A young domestic chicken, turkey, pheasant, or other fowl being raised for food.
- ‘The females and their broods can all associate with each other, so there may be multiple hens with poults (young turkeys) in a group.’
- ‘Bacteria are fed to newly hatched poults and these bacteria occupy sites in the intestinal tract that would be optimal for pathogen attachment and colonization.’
- ‘She wasn't about to disturb the eight crow-size poults that lurked in the leaf litter behind their protective mother.’
- ‘Adult chickens and chicks are more likely to eat the beetles and their larvae than poults or turkeys.’
- ‘It's early August, and he checks to make sure his 34 turkey poults are kept warm until they are ready for pasture in eight weeks.’
Late Middle English: contraction of pullet.
A fine corded silk or taffeta, typically coloured and used as a dress fabric.as modifier ‘a lemon silk poult dress’
1930s: from French poult-de-soie, from poult (of unknown origin) + de soie ‘of silk’.
We take a look at several popular, though confusing, punctuation marks.
From Afghanistan to Zimbabwe, discover surprising and intriguing language facts from around the globe.

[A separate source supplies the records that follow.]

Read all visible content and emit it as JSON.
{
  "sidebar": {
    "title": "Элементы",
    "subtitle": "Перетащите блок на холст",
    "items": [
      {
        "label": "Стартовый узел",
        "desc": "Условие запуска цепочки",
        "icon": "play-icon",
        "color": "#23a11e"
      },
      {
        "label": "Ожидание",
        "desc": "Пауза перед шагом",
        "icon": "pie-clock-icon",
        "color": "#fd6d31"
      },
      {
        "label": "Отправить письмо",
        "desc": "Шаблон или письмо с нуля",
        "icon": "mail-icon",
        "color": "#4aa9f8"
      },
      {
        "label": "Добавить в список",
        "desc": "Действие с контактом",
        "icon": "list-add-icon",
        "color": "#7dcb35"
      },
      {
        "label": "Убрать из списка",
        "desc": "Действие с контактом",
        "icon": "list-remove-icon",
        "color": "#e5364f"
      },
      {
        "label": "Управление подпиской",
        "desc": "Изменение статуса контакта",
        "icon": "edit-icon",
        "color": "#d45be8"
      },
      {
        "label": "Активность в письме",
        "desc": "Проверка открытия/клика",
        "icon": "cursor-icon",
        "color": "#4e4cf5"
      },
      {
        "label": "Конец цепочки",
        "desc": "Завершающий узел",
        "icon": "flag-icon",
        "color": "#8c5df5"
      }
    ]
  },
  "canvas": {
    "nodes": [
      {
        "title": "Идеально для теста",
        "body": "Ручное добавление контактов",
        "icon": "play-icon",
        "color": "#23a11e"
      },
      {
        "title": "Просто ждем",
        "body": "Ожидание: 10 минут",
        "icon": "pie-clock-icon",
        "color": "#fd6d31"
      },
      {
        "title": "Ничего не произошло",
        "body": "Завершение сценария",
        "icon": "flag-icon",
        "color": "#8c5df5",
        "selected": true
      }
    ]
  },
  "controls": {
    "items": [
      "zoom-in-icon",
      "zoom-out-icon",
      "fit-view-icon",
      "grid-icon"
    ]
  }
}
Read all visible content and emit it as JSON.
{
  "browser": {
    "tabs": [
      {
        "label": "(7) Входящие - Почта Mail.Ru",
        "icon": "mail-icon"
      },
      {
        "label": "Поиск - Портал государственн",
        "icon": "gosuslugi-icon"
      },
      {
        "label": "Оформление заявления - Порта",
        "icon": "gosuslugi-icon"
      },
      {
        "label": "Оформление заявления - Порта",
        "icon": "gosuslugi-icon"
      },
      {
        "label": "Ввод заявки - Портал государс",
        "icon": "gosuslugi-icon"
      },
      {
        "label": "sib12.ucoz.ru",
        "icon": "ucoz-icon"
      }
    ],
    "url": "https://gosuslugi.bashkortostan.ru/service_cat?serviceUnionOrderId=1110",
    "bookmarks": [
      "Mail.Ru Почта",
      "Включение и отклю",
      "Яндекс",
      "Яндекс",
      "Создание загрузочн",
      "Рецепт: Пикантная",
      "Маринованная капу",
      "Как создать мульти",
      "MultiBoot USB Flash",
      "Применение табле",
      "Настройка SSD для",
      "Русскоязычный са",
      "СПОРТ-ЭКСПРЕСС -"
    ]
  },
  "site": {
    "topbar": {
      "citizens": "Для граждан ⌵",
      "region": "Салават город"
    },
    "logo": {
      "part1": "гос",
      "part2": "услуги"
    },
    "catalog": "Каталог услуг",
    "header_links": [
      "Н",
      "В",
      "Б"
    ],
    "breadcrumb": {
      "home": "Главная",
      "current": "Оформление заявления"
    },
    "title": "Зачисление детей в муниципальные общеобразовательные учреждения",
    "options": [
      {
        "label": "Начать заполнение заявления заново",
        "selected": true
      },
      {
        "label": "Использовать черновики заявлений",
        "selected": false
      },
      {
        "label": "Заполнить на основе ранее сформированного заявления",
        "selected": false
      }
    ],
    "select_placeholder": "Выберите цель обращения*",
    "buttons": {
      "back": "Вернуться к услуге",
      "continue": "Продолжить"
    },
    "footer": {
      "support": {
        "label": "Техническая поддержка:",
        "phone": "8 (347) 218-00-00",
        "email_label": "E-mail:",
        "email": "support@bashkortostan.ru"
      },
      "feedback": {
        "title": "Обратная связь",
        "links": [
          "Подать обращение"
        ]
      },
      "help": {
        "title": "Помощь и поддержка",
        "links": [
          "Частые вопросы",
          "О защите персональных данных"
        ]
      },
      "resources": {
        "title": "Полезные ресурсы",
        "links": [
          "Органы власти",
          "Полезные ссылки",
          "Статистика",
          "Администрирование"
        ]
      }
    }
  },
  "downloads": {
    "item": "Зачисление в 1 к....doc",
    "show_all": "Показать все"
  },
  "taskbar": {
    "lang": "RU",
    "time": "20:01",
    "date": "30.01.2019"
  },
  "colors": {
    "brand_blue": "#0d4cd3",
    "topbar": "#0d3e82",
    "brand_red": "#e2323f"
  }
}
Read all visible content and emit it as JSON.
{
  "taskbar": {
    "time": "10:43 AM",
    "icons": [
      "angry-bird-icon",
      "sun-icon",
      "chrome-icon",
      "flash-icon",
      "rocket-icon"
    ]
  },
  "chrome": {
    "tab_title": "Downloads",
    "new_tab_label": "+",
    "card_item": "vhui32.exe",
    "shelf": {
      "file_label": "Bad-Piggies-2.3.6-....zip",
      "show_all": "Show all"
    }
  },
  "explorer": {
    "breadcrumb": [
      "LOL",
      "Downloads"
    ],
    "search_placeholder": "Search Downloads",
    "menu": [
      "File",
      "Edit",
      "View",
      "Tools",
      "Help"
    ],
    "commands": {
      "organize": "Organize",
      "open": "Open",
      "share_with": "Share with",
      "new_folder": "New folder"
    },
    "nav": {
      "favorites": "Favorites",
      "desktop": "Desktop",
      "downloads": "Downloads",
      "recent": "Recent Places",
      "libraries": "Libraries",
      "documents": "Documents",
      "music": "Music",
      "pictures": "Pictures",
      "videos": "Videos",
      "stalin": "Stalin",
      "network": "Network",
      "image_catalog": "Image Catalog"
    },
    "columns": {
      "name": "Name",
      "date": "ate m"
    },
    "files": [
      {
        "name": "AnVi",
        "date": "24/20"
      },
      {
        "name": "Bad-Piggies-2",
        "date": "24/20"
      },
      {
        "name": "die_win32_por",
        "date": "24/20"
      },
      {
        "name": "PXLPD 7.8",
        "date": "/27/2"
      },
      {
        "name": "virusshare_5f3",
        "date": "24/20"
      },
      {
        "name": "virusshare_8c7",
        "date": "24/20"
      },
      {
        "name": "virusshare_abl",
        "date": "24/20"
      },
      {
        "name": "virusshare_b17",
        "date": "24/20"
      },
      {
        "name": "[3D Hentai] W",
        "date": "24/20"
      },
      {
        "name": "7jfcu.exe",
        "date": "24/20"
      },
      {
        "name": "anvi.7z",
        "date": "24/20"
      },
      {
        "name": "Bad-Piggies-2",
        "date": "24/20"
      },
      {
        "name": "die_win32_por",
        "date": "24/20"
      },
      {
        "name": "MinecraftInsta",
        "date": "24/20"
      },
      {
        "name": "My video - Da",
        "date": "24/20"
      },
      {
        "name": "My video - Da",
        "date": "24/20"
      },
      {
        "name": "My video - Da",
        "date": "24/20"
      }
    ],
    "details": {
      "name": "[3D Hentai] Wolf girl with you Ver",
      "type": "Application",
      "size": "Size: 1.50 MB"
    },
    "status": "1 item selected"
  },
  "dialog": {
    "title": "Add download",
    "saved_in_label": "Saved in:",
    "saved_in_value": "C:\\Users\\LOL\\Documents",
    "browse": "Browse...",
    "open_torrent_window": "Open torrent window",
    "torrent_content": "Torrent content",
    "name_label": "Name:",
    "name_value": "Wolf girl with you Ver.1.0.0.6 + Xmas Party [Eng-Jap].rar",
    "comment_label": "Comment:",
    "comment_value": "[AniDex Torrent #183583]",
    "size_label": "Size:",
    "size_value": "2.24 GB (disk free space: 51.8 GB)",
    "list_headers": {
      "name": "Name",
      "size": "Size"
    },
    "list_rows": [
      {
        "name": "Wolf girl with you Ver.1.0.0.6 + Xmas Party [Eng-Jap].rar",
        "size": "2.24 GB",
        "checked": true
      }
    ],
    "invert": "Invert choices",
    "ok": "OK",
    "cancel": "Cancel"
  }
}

The definitions of ‘buddy’ and ‘bro’ in the OED have recently been revised. We explore their history and increase in popularity.